• Coelenterazine and coelenterazine derivatives complex with aequorin to offer luminescent Ca2+ readout in cells
  • Luminescent readout eliminates common cellular fluorescence interference issues
  • Highly sensitive, allowing measurement of Ca2+ concentrations from 0.1 µM to 100 µM levels
  • Invitrogen offers a portfolio of 6 Coelenterazine proteins including 5 derivatives offering differing Ca2+  affinities and spectral emissions
  • Native Coelenterazine as well as all 5 analogs are available together in a Sampler Panel for comparison and evaluation

Coelenterazine & coelenterazine derivatives complex with aequorin to offer Ca2+ readout in cells

Aequorin is a calcium-sensitive bioluminescent protein from the jellyfish Aequorea victoria that has been used extensively as a microinjectable calcium indicator in cells.  The aequorin complex comprises a 22,000-dalton apoaequorin protein, molecular oxygen and the luminophore coelenterazine (Figure 1). When three Ca2+ ions bind to this complex, coelenterazine is oxidized to coelenteramide, with a concomitant release of carbon dioxide and blue light (Figures 2 and 3). The approximately third-power dependence of aequorin's bioluminescence on Ca2+ concentration gives it a broad detection range, allowing the measurement of Ca2+ concentrations from ~0.1 µM to >100 µM.

In addition to native coelenterazine (C-2944), we offer five derivatives of coelenterazine designated cp, f, h, hcp and n by Shimomura and colleagues that confer different Ca2+ affinities and spectral properties to the aequorin complex (Table 1).  Like native coelenterazine, these five derivatives can be used to reconstitute the aequorin complex both in vivo and in vitro.  Aequorin reconstituted with coelenterazine hcp shows very favorable characteristics, including a fast response to binding Ca2+ and the highest luminescence quantum yield of these five coelenterazine derivatives. Aequorins containing the cp, f or h form of coelenterazine are reported to exhibit relative intensities that are 10–20 times that of apoaequorin reconstituted with native coelenterazine.  Knight and co-workers reported that aequorin reconstituted with coelenterazine h is more sensitive to Ca2+ than is the native complex, thus providing a valuable tool for measuring small changes in Ca2+ concentrations.  Coelenterazine n is reportedly the most useful low-sensitivity coelenterazine, producing an apoaequorin/coelenterazine complex that exhibits 10,000-fold lower luminescent intensity than the apoaequorin/coelenterazine hcp complex.

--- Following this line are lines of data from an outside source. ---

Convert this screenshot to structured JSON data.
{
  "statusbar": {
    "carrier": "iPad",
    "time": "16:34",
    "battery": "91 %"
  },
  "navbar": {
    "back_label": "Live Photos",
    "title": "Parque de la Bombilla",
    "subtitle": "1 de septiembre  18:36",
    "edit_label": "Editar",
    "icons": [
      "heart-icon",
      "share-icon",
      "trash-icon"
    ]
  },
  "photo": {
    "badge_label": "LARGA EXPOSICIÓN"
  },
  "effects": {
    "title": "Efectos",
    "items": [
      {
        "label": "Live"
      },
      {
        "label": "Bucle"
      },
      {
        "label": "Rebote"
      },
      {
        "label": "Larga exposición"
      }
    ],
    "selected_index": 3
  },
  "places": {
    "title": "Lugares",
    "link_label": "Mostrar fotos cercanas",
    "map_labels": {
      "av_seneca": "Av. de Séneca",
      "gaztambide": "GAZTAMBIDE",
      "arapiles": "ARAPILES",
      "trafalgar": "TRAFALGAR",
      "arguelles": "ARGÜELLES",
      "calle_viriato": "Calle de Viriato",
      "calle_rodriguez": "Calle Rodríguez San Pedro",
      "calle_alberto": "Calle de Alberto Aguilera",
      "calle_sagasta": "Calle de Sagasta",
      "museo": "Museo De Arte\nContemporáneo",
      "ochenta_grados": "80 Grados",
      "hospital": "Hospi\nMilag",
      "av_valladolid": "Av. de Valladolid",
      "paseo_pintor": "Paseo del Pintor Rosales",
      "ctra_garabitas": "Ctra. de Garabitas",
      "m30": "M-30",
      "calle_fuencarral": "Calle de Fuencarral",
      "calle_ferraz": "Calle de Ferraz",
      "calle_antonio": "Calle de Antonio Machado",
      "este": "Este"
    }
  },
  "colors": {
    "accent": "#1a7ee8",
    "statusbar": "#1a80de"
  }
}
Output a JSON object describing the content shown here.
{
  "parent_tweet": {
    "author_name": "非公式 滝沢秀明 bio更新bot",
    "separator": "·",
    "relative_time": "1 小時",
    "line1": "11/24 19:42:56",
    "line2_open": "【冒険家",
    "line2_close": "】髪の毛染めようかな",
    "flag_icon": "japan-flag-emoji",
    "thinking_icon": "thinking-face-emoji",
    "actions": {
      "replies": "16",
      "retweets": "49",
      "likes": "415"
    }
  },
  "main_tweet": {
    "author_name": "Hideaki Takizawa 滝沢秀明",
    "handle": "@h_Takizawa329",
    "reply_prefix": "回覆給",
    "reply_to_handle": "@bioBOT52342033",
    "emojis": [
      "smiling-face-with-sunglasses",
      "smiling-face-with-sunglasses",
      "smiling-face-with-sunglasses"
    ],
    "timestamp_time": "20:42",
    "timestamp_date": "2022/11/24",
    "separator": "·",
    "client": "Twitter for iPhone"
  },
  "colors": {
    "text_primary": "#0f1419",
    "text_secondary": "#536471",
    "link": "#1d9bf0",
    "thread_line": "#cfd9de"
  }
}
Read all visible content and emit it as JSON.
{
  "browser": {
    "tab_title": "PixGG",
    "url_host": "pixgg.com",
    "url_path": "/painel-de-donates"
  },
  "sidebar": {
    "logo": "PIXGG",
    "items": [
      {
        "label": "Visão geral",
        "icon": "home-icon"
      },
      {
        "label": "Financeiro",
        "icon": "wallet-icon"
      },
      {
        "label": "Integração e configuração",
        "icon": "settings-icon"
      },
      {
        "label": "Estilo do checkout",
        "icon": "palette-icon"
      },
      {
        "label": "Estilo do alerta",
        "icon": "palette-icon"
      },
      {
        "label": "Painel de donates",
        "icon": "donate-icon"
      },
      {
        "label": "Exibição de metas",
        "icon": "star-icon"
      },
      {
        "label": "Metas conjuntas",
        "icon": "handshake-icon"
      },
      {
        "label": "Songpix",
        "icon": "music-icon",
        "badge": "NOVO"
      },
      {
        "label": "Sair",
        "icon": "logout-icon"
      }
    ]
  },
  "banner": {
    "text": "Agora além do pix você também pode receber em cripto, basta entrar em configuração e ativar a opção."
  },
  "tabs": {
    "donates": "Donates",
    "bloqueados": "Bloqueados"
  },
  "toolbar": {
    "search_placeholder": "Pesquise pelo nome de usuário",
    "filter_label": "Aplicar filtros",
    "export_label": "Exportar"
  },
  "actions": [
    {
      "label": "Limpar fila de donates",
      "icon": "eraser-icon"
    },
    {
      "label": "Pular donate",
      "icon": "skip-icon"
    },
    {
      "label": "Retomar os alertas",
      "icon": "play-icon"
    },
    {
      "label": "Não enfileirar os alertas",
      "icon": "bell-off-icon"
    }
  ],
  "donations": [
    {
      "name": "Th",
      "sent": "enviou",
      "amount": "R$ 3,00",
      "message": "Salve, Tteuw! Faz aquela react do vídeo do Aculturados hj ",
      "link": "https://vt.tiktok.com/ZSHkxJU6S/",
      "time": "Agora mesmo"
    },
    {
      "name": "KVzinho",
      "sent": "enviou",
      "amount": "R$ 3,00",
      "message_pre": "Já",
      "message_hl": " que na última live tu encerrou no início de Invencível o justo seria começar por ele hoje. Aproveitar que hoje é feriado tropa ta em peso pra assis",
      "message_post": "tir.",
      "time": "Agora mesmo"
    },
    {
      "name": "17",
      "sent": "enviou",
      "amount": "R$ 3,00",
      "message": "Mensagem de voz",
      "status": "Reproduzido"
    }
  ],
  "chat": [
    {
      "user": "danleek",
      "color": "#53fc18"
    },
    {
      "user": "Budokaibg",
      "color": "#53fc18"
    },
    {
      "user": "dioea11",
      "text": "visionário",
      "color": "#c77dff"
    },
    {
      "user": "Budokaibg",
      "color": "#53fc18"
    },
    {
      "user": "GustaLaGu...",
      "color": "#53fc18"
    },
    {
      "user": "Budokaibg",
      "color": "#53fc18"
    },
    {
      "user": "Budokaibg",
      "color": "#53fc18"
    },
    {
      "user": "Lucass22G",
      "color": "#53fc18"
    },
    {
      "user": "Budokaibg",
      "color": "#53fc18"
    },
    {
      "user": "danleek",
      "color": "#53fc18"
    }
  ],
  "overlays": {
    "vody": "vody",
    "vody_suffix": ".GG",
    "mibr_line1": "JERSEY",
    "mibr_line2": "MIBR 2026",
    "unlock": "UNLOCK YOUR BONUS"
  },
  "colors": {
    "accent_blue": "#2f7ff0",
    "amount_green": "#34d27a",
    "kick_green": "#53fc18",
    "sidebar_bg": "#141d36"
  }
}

Figure 1. Ribbon representation of the aequorin/coelenterazine complex showing the secondary structural elements in the protein. Coelenterazine and the side chain of Tyr 184 are shown as stick representations. Reproduced with permission from (ref) .


Figure 2: The Ca2+-induced luminescence emission spectrum of native aequorin incorporating the coelenterazine luminophore (C2944).


Figure 3: Ca2+-dependent generation of luminescence by the aequorin complex, which contains apoaequorin (APO) and coelenterazine (C2944).

Table 1.

Cat # Links MW Storage Soluble Abs EC Em Solvent Notes
C2944   423.47 FF,D,LL,AA MeOH 429 7500 see Notes pH 7 1, 2, 3
C6780   407.47 FF,D,LL,AA MeOH 437 9500 see Notes MeOH 1, 2
  1. Coelenterazine complexes with apoaequorin emit calcium-dependent bioluminescence. Bioluminescence emission maxima (relative intensity at 100 nM Ca2+) are as follows: C2944, 466 nm (1); and C6780, 466 nm (16).
  2. Do NOT dissolve in DMSO.
  3. Aqueous solutions of coelenterazine (>1 mM) can be prepared in pH 7 buffer containing 50 mM 2-hydroxypropyl-β-cyclodextrin.